Every week, Executive Food Editor Keith Dresser pairs each main dish with a side to give you a complete, satisfying dinner without the guesswork. Look for the game plan section to learn tips on how to streamline your kitchen work so dinner comes together quicker.
Dinner 1: Grilled Tuna and Fresh Corn Salsa
For Gas-Grilled Tuna Steaks (find the charcoal version here) with a smoky char and a moist interior, we coat the fish in red wine vinegar and mustard vinaigrette prior to grilling. Honey in the vinaigrette promotes browning, and oil keeps the fish moist. Steeping corn kernels in boiling water with a touch of baking soda works like magic to soften the raw corn for a side dish of Fresh Corn Salsa with Peach and Radishes. As the corn soaks, its hulls soften just enough that they aren’t leathery, but the kernels still burst with crisp sweetness.
The Best Kitchen TongsWhich pair offers the best precision and comfort?
Dinner 2: Roast Chicken with Corn and Bean Succotash

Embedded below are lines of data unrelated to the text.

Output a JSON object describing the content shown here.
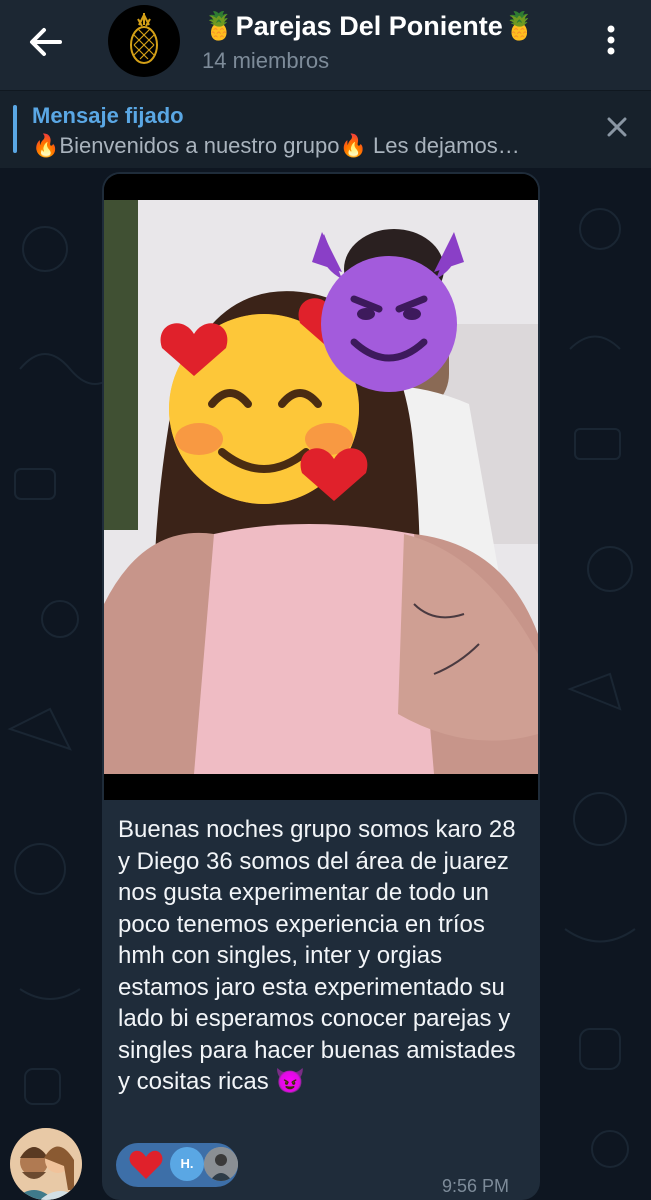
{
  "header": {
    "title": "🍍Parejas Del Poniente🍍",
    "subtitle": "14 miembros"
  },
  "pinned": {
    "title": "Mensaje fijado",
    "text": "🔥Bienvenidos a nuestro grupo🔥  Les dejamos…"
  },
  "message": {
    "text": "Buenas noches grupo somos karo 28 y Diego 36 somos del área de juarez nos gusta experimentar de todo un poco tenemos experiencia en tríos hmh con singles, inter y orgias estamos jaro esta experimentado su lado bi esperamos conocer parejas y singles para hacer buenas amistades y cositas ricas 😈",
    "time": "9:56 PM",
    "reaction_emoji": "heart",
    "reactor_initials": "H."
  },
  "colors": {
    "header_bg": "#1c2733",
    "chat_bg": "#0e1621",
    "bubble_bg": "#1f2c3a",
    "accent": "#5aa7e4",
    "reaction_bg": "#3d6fa8"
  },
  "icons": {
    "back": "arrow-left-icon",
    "menu": "more-vertical-icon",
    "close": "close-icon",
    "heart": "heart-icon"
  }
}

Weeknight Roast Chicken boasts rich flavor and juicy meat in about an hour. Placing the chicken breast side up in a preheated skillet gives the thighs a jump-start. Starting the chicken in a 450-degree oven and then turning the oven off while the chicken finishes cooking ensures moist, tender meat. Modern Succotash with Fennel and Scallions is a simple side dish made with crisp, sweet fresh corn and creamy beans. For the corn, crisp kernels fresh from the cob are the best option. For beans, we use canned cannellini beans instead of limas as they have a creamy consistency and pleasantly mild flavor.
The Best SaucepansThe saucepan is a kitchen essential, used to make everything from soup to custard. Which is best?
Dinner 3: Italian Sausage with Grapes and Creamy Polenta
Game Plan: For this pairing, start with the polenta. Once the cornmeal has been added to the water and the heat reduced, start preparing the sausage. By the time the polenta is fully cooked, the sausages should be ready to serve as well. If the sausages are done early, they can be held in the skillet, covered, and rewarmed before serving.
Italian Sausage with Grapes and Balsamic Vinegar is a great example of the affinity that pork and fruit have for each other. Taking inspiration from a potsticker cooking method, we use a combination of sautéing and steaming to produce sausages that are nicely browned while still moist and juicy. For the sauce, we cook down seedless red grapes and thinly sliced onion until caramelized to create a sweet but complex base. White wine, in addition to balsamic vinegar, lends the dish acidity and complements the grapes. Oregano and pepper contribute earthiness and a touch of spice, while a finish of fresh mint adds brightness. For our Creamy Parmesan Polenta, we use coarse-ground, degerminated cornmeal, which provides a soft but hearty texture and nutty flavor. A pinch of baking soda cuts the cooking time in half and eliminates the need for stirring.